The market's been flooded with REOs, and banks are struggling to get these properties off their books and back into the hands of responsible homeowners. According to ""Field Asset Services"":http://www.fieldassets.com, the answer to moving these properties[IMAGE]
faster is simple Ã¢â‚¬" with some pretty standard repairs, such as fresh paint and updated appliances, the company's independent market study found that lenders can cut more than two-thirds off the length of the sales cycle.
Field Asset Services tracked 17,252 properties across 13 states during the first six months of 2010, and found the average days-on-market for those that hadn't been rehabilitated was 222.8. This number dropped significantly for properties with rehabilitation to 69.8 days.
""In a time when foreclosure filings are continuing to reach record high numbers and a looming shadow inventory is predicted to be in the millions, lenders are looking for alternative ways to accelerate the recovery on their foreclosed and REO properties,"" said Dale McPherson, president of Austin, Texas-based Field Asset Services.[COLUMN_BREAK]
""As illustrated by our independent study, rehabilitating Ã¢â‚¬Â¦ can reduce the time a property spends on the market while preserving, and in some cases, improving sales values and eliminating neighborhood blight,"" McPherson added.
In 2009, Field Asset Services introduced its ""REoMODELING solution"":http://www.fieldassets.com/reomodeling aimed at enabling lenders to more easily and cost-effectively rehabilitate foreclosed and REO properties. The company utilizes a network of more than 13,000 vendors, in addition to its 600 employees, to deliver on this goal.
In 2010 alone, Field Asset Services completed more than 15,000 REoMODELING projects. McPherson describes the typical rehab as Ã¢â‚¬Å“lipstick on a pig.Ã¢â‚¬Â He says the primary fixes include fresh paint and flooring, new countertops, and updated appliances.
A standard rehab project will generally run the lender between $6,000 and $8,000, according to McPherson. He says the business case for such a renovation is compelling if the lender can get at least a 20 percent return on that additional investment with the sale of the property.
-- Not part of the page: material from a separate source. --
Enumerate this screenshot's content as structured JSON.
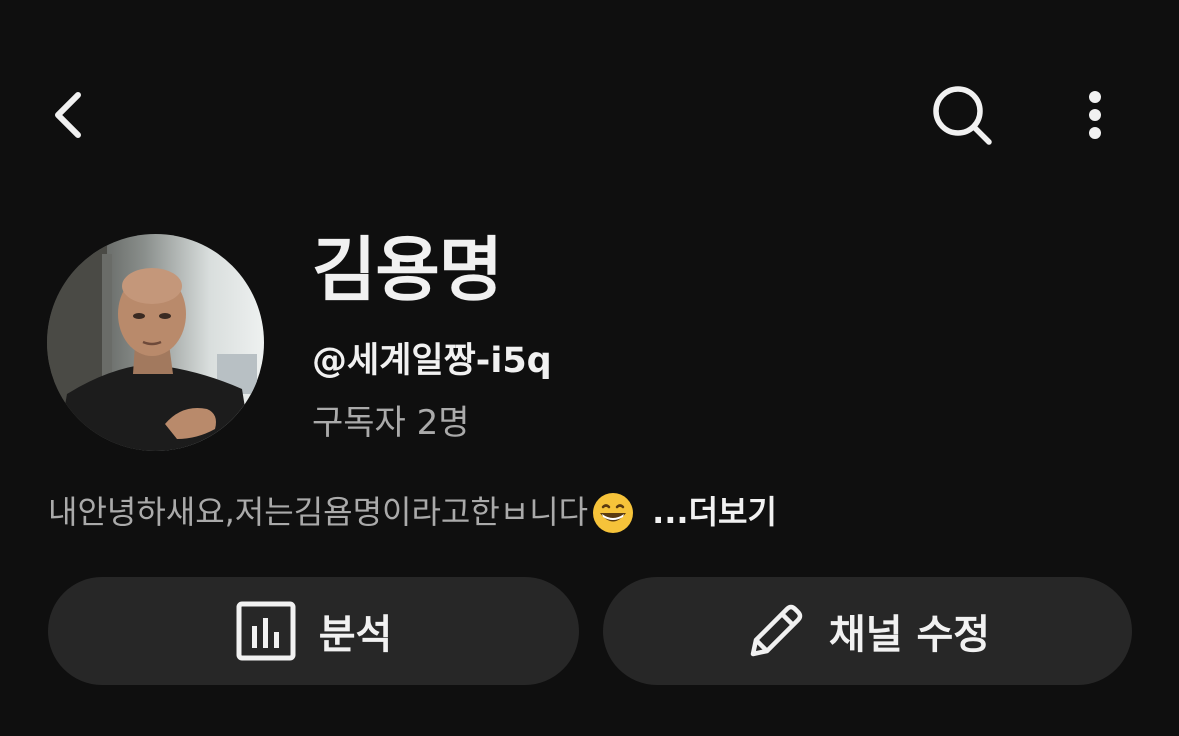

Putting a property in repaired and habitable condition will get the lender that return in most cases, McPherson says -- not only because of the value it brings in negotiations versus selling a home as-is considering the typical extent of damage on REOs, but also because of the 68 percent reduction in days-on-market, which drastically reduces the lender's property carrying costs.
According to McPherson, a rehabilitated property is also more likely to go to an owner-occupant rather than an investor buyer, and he says owner-occupants will characteristically pay more than a savvy investor. He sums it up as Ã¢â‚¬Å“fair market value at a repaired price.Ã¢â‚¬Â